TASK OBJECTIVE
Produce the listing below again, exactly as shown.

————————

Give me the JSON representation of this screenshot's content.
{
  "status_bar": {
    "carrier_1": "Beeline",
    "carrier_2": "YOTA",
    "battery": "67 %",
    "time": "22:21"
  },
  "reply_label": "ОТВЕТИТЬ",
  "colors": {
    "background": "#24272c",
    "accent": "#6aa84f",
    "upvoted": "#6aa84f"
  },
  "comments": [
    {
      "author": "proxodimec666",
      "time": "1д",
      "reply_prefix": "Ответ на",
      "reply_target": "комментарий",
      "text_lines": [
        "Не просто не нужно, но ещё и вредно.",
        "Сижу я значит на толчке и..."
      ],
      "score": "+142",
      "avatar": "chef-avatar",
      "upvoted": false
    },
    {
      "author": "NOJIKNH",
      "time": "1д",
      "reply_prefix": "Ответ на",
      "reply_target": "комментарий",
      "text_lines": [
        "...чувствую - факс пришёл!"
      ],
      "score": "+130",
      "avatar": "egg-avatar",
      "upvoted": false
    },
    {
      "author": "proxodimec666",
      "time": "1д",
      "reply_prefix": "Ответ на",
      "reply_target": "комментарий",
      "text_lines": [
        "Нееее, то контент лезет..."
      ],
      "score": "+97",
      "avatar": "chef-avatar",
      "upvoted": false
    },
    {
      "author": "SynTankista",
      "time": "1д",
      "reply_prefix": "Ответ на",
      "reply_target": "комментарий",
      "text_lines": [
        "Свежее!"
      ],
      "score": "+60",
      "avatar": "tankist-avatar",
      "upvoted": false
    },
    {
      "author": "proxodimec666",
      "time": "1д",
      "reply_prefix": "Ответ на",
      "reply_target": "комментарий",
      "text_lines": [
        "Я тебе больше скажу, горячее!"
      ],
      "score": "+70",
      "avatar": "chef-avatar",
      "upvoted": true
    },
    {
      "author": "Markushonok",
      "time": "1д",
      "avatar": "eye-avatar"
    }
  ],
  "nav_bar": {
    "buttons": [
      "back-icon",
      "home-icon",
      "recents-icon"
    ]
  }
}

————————

TASK ANSWER
Give me the JSON representation of this screenshot's content.
{
  "status_bar": {
    "carrier_1": "Beeline",
    "carrier_2": "YOTA",
    "battery": "67 %",
    "time": "22:21"
  },
  "reply_label": "ОТВЕТИТЬ",
  "colors": {
    "background": "#24272c",
    "accent": "#6aa84f",
    "upvoted": "#6aa84f"
  },
  "comments": [
    {
      "author": "proxodimec666",
      "time": "1д",
      "reply_prefix": "Ответ на",
      "reply_target": "комментарий",
      "text_lines": [
        "Не просто не нужно, но ещё и вредно.",
        "Сижу я значит на толчке и..."
      ],
      "score": "+142",
      "avatar": "chef-avatar",
      "upvoted": false
    },
    {
      "author": "NOJIKNH",
      "time": "1д",
      "reply_prefix": "Ответ на",
      "reply_target": "комментарий",
      "text_lines": [
        "...чувствую - факс пришёл!"
      ],
      "score": "+130",
      "avatar": "egg-avatar",
      "upvoted": false
    },
    {
      "author": "proxodimec666",
      "time": "1д",
      "reply_prefix": "Ответ на",
      "reply_target": "комментарий",
      "text_lines": [
        "Нееее, то контент лезет..."
      ],
      "score": "+97",
      "avatar": "chef-avatar",
      "upvoted": false
    },
    {
      "author": "SynTankista",
      "time": "1д",
      "reply_prefix": "Ответ на",
      "reply_target": "комментарий",
      "text_lines": [
        "Свежее!"
      ],
      "score": "+60",
      "avatar": "tankist-avatar",
      "upvoted": false
    },
    {
      "author": "proxodimec666",
      "time": "1д",
      "reply_prefix": "Ответ на",
      "reply_target": "комментарий",
      "text_lines": [
        "Я тебе больше скажу, горячее!"
      ],
      "score": "+70",
      "avatar": "chef-avatar",
      "upvoted": true
    },
    {
      "author": "Markushonok",
      "time": "1д",
      "avatar": "eye-avatar"
    }
  ],
  "nav_bar": {
    "buttons": [
      "back-icon",
      "home-icon",
      "recents-icon"
    ]
  }
}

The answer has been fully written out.